In-channel accumulations of sediment that are often only inundated at bankfull flows. Very important to channel form and function – bars are an important
part of hydraulic roughness, deflect flow, and active migration of bar forms (slow movement over years, can be re-arranged by big floods) is an important component of sediment transport.
Mid-channel bar: common in zones of rapid deposition (rivers overloaded with
coarse bedload), at channel widenings, etc. As these become common they will
split flow into multiple threads.
Alternate bars: side-channel bars formed in straight channels (mobile bed) – a
natural flow/sediment transport instability that will always form: positive
feedbacks from virtually any initial perturbation to a straight, flat-bed channel.
Point bars: bar forms produced by deposition on the inside of meander bends,
critical to meander migration and alluvial stratigraphy
Back-bar chute: high flow channel often formed at top, inside edge, of point bar.
Braiding Parameter - Measures the number of bars or islands in a channel. The parameter is defined as the number of bars or islands per meander wavelength (Rust 1978).
Crevasse-splay - Fan-shaped wedges of coarse sediment deposited downstream of levee breaks during floods.
Counterpoint Bar - a term for all concave bank deposits. The bars may be deposited in a slack water created by flow separation around a tightly curved meander bend (Smith 1987). These bars are often separated from the bank by a small secondary channel.
ECS - Epsilon Cross-Stratification (also see Meandering Channel Systems)
Floodplain - Level land along the course of a river formed by the deposition of sediment during periodic floods. Floodplains contain such features as levees, backswamps, delta plains, and oxbow lakes. Floodplains may be extensive, such as below the conflux of the Ohio and the Mississippi, where they have a width up to 80 mi (130 km).
Floodplain Channels - Smaller channels important in the flooding and draining of the floodplain (and in the distribution of sediment, development of stratigraphy).
LAS - (lateral accretion surfaces). These are the bounding surfaces in ECS units and generally represent the topographic surface of the bar at a point in time. LAS can be either surfaces of erosion or deposition.
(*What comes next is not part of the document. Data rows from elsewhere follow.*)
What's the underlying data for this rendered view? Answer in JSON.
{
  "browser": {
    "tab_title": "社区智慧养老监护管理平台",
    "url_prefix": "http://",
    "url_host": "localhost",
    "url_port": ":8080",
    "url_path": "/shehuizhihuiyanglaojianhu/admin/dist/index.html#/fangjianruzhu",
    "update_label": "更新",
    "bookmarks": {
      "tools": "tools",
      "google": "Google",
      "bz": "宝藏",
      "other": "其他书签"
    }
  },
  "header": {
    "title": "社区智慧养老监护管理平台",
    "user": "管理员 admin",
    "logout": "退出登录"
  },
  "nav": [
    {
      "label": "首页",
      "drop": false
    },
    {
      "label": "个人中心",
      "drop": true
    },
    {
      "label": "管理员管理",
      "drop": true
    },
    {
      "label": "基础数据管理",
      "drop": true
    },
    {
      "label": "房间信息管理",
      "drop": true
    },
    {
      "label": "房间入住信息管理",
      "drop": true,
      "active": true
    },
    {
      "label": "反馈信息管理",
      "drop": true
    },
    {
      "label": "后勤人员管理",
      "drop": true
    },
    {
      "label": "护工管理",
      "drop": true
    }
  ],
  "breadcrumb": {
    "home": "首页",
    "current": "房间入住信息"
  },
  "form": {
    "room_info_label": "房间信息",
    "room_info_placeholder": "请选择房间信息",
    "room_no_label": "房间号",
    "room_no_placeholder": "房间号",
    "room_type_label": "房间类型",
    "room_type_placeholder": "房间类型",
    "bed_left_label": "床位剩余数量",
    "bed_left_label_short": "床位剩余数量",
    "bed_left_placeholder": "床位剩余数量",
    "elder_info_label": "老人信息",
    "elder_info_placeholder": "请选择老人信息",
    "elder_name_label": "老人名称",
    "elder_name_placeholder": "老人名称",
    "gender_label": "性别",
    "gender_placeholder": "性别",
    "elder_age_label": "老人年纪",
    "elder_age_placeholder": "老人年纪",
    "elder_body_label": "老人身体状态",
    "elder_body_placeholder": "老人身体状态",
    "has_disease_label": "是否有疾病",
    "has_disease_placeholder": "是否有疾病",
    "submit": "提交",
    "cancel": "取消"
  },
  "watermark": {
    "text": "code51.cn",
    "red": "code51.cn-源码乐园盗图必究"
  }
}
LAS can often be identified texturally by the paucity of coarse silt, due to their eolian origin (Shepherd 1987).
Scroll-bar topography - Series of arcuate topographic ribs left behind a migratingmeander loop – related to migrating bar forms and back-bar chutes.
Sinuosity - Sinuosity is defined as the ration of thalweg length to channel valley length (Rust 1978).
Thalweg - The line defining the lowest points along the length of a river bed or valley.
Valley Length - The straight line distance down the river valley